Using this framework and applying it to climate change, liberals would use the scientific data provided by scientist to interpret that climate change is indeed happening and that the country needs government intervention to stop it from happening. Liberals would also say that there is a debate only as an attempt to discredit conservatives. While more moderate conservatives will believe that climate change solutions proposed by the government are inadequate, more traditionalist conservatives would engage in a "coordinated denial movement" perpetuated by the fossil fuels industry (Hiles & Hinnant, 2014, p. 429; Hmielowski et. al, 2013, p. 867; Lewandowsky, Gignac,, & Vaughn, 2012, p. 399; Stocking & Holstein, 2009, p. 23).
Conservatives may not even acknowledge liberals' debate on climate change and may gloss over those details to show that climate change isn't happening. Subsequently, conservatives would utilize conservative think tanks to perform research, which would subsequently be passed on to conservative news outlets.
Hmielowski et. al (2013) believe that the three reasons why journalists need to get expert testimony is because of: an issue's complexity, the issue being removed from everyday experience, and lack of knowledge on the subject (p. 870). However, ignorance and the lack of immediate media effects could be added as the fourth and fifth reasons (McCombs & Shaw, 1972, p. 176; McLeod & Reeves, 1981, p. 245; Rowe & Frewer, 2000, p. 5). The fifth reason is particularly important because it arises from the need to emphasize the point with facts that are correct and informed.
When true facts can be taken from everyday life, reality according to a partisan agenda becomes much more easy to comprehend (Zillmann, 1999, p. 74). As Katz & Blumler (1973) emphasize, these facts offer "… impoverished real-life opportunities to satisfy certain needs, which are then directed to the mass media for complementary, supplementary, or substitute servicing" (p. 517).
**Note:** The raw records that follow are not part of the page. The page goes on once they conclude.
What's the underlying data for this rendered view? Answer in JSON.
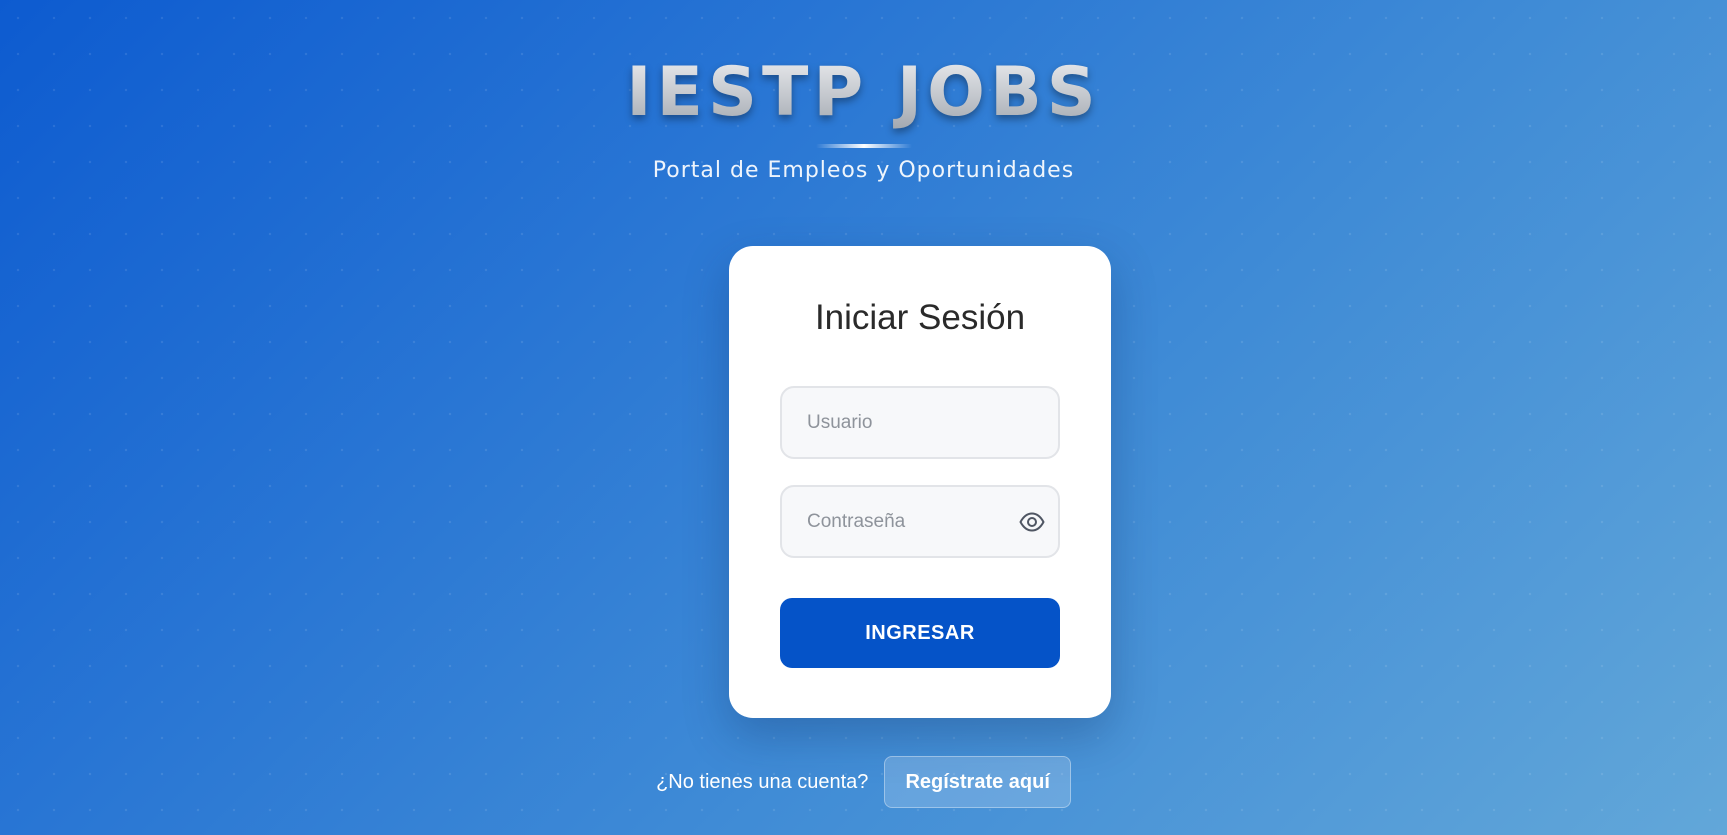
{
  "brand": {
    "title": "IESTP JOBS",
    "subtitle": "Portal de Empleos y Oportunidades"
  },
  "login": {
    "title": "Iniciar Sesión",
    "username_placeholder": "Usuario",
    "password_placeholder": "Contraseña",
    "show_password_icon": "eye-icon",
    "submit_label": "INGRESAR"
  },
  "register": {
    "prompt": "¿No tienes una cuenta?",
    "link_label": "Regístrate aquí"
  },
  "colors": {
    "primary_button": "#0553c8",
    "background_start": "#0d5bd0",
    "background_end": "#62a7d9",
    "card_background": "#ffffff",
    "title_text": "#2a2a2a"
  }
}
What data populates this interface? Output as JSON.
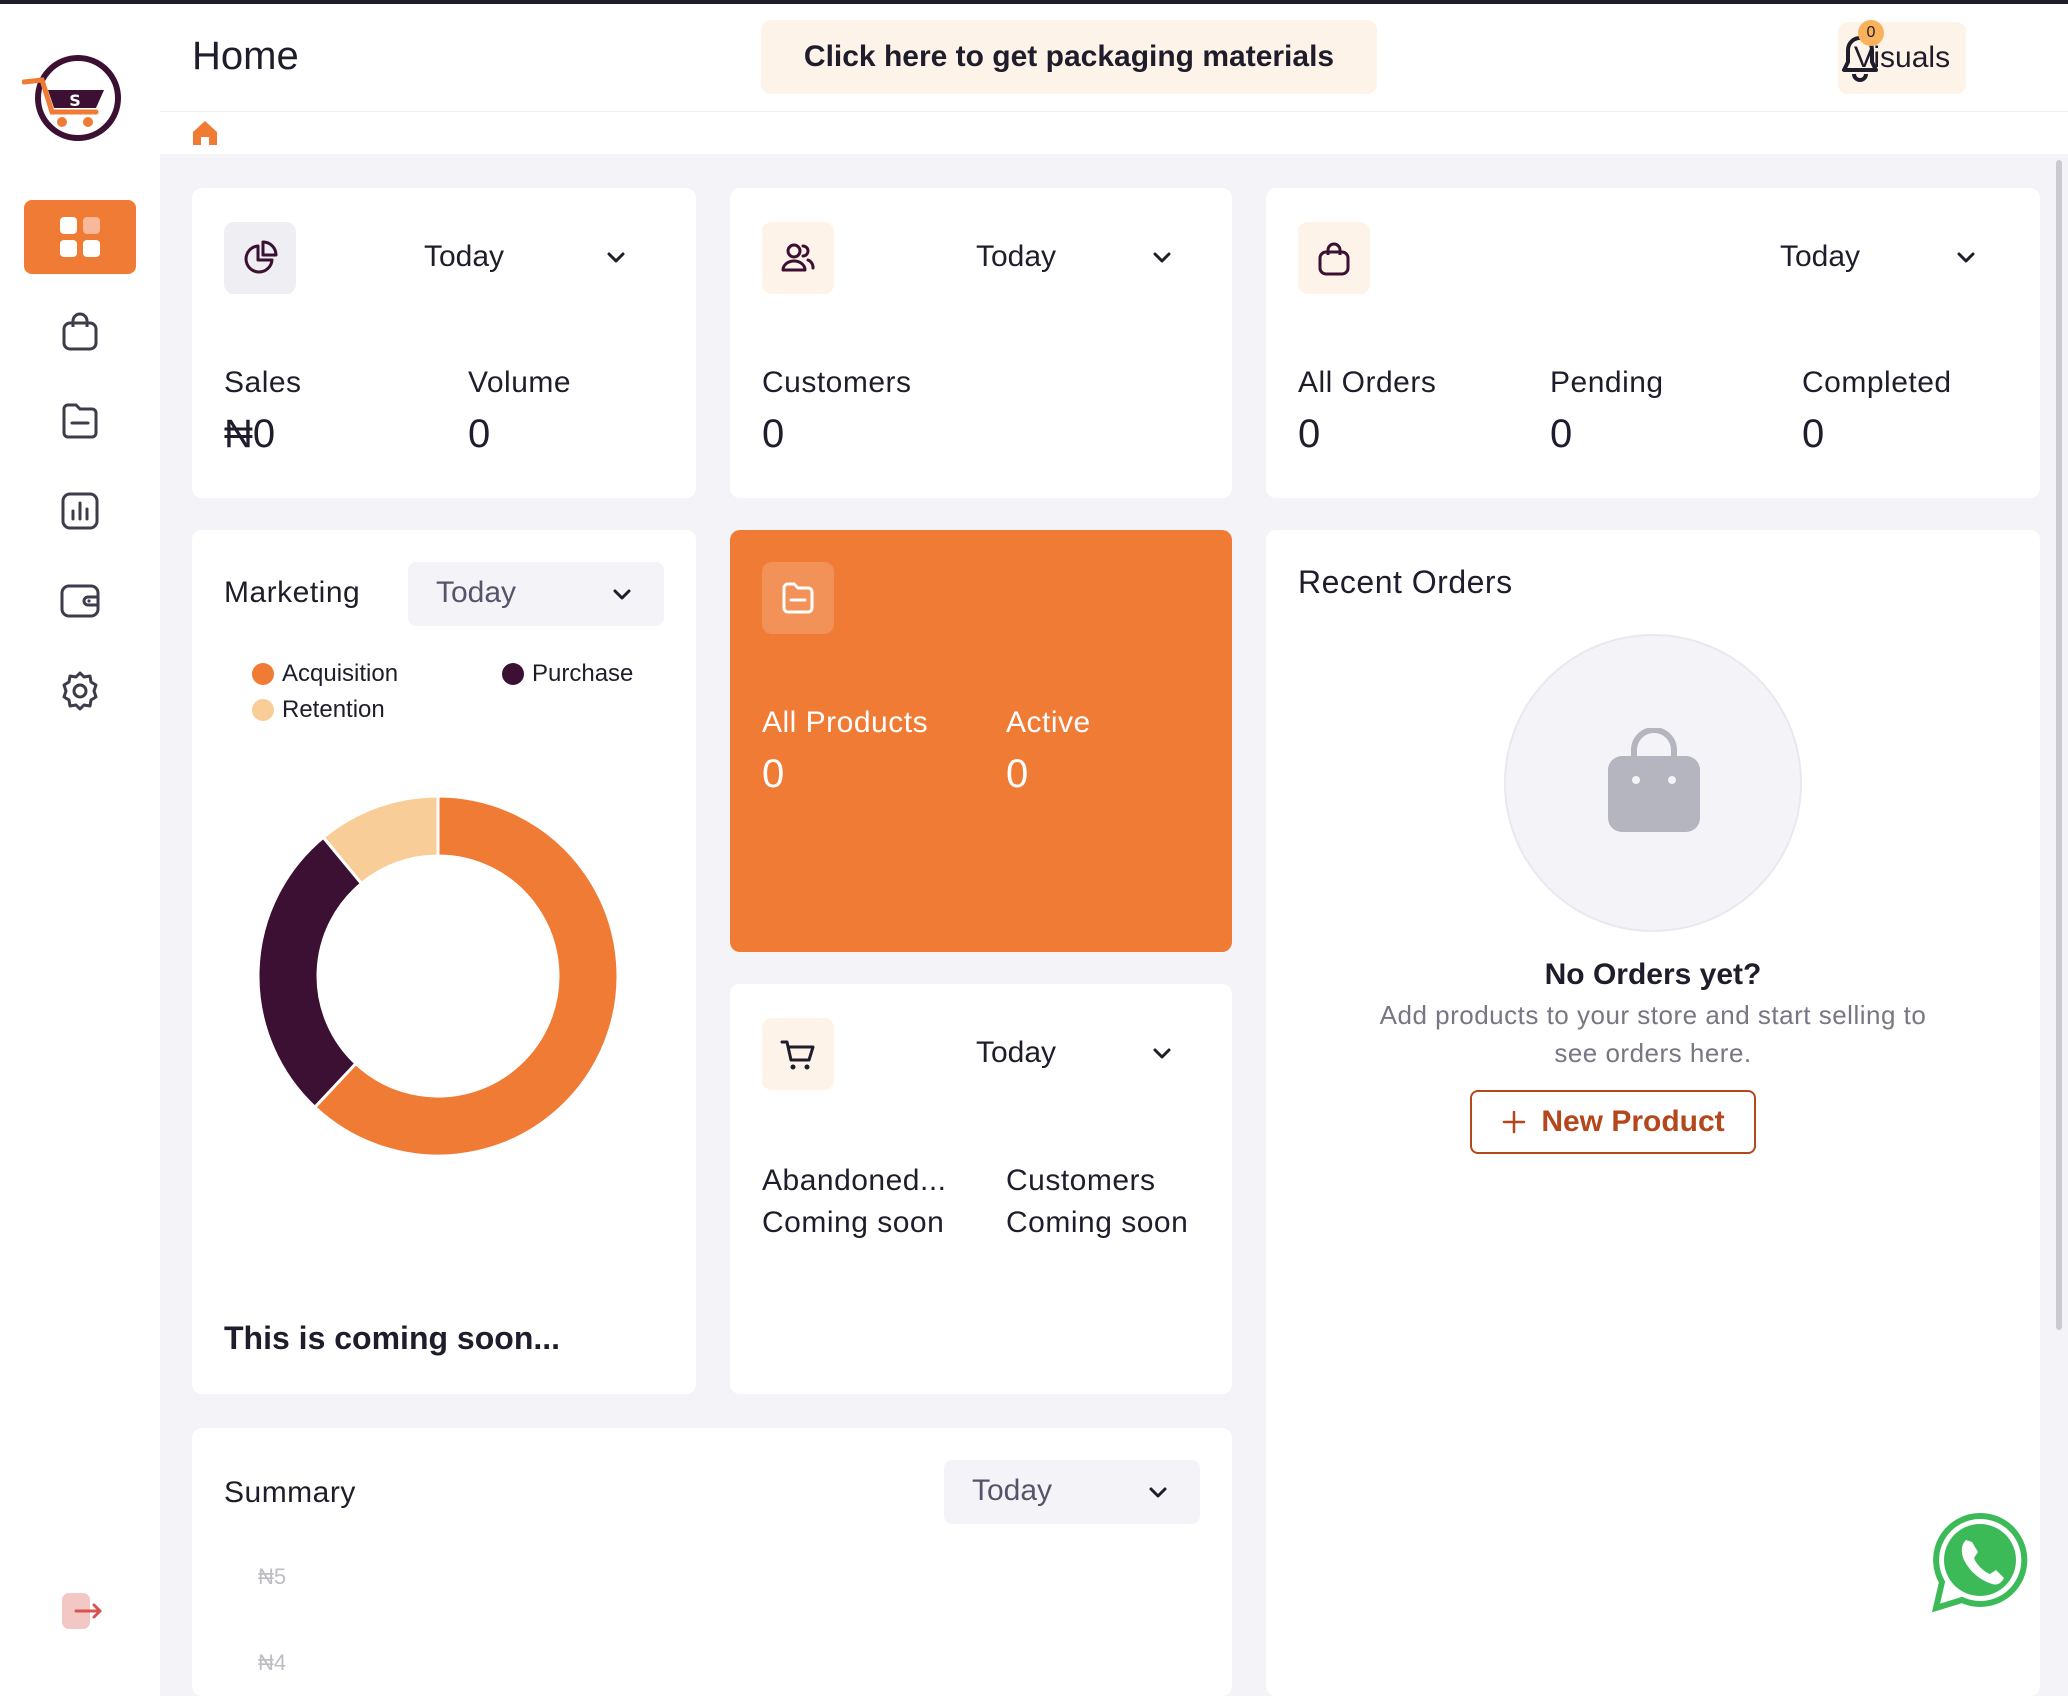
{
  "header": {
    "title": "Home",
    "packaging_button": "Click here to get packaging materials",
    "visuals_button": "Visuals",
    "notification_count": "0"
  },
  "sidebar": {
    "items": [
      {
        "name": "dashboard",
        "active": true
      },
      {
        "name": "orders"
      },
      {
        "name": "products"
      },
      {
        "name": "analytics"
      },
      {
        "name": "wallet"
      },
      {
        "name": "settings"
      },
      {
        "name": "logout"
      }
    ]
  },
  "sales_card": {
    "period": "Today",
    "sales_label": "Sales",
    "sales_value": "₦0",
    "volume_label": "Volume",
    "volume_value": "0"
  },
  "customers_card": {
    "period": "Today",
    "label": "Customers",
    "value": "0"
  },
  "orders_card": {
    "period": "Today",
    "all_label": "All Orders",
    "all_value": "0",
    "pending_label": "Pending",
    "pending_value": "0",
    "completed_label": "Completed",
    "completed_value": "0"
  },
  "marketing_card": {
    "title": "Marketing",
    "period": "Today",
    "coming_soon": "This is coming soon...",
    "legend": [
      {
        "label": "Acquisition",
        "color": "#f07b35"
      },
      {
        "label": "Purchase",
        "color": "#3b1033"
      },
      {
        "label": "Retention",
        "color": "#f8cd98"
      }
    ]
  },
  "chart_data": {
    "type": "pie",
    "categories": [
      "Acquisition",
      "Purchase",
      "Retention"
    ],
    "values": [
      62,
      27,
      11
    ],
    "colors": [
      "#f07b35",
      "#3b1033",
      "#f8cd98"
    ],
    "title": "",
    "legend_position": "top"
  },
  "products_card": {
    "all_label": "All Products",
    "all_value": "0",
    "active_label": "Active",
    "active_value": "0"
  },
  "cart_card": {
    "period": "Today",
    "abandoned_label": "Abandoned...",
    "abandoned_value": "Coming soon",
    "customers_label": "Customers",
    "customers_value": "Coming soon"
  },
  "recent_orders": {
    "title": "Recent Orders",
    "empty_title": "No Orders yet?",
    "empty_text_line1": "Add products to your store and start selling to",
    "empty_text_line2": "see orders here.",
    "new_product_button": "New Product"
  },
  "summary_card": {
    "title": "Summary",
    "period": "Today",
    "y_ticks": [
      "₦5",
      "₦4"
    ]
  },
  "colors": {
    "accent": "#f07b35",
    "dark": "#3b1033",
    "light_accent": "#fdf3e8",
    "background": "#f4f4f8"
  }
}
The media will often embark on a "man on the street" interview to convey the normality of public opinion and give the impression of consensus. According to Bosch (2014), there are three types: the highly-visible figure, someone with a personal connection to the story in question, and an ordinary person (p. 219-220). However, all of these sources are not "elite" enough to offer a pragmatic, informed, and expert opinion—which is where expert testimony comes in. However, the media has to be careful when taking into account expert interviews for sources, as self-proclaimed experts can be found in just about any field and may even disagree with one another (Hiles & Hinnant, 2014, p. 429; Hmielowski et. al, 2013, p. 866; Rowe & Frewer, 2000, p. 5).
A journalist will still agree with experts that hold agreeable views and disagree with those experts who hold disagreeable views, thereby showing that partisanship still exists and subsequently creating a mental inventory of views that can be shaped (Kahan, Jenkins-Smith, & Braman, 2011, pp. 149-150). Regardless of the partisan affiliation, experts can strengthen one partisan view and, likewise, weaken another one.Continued on Next Page »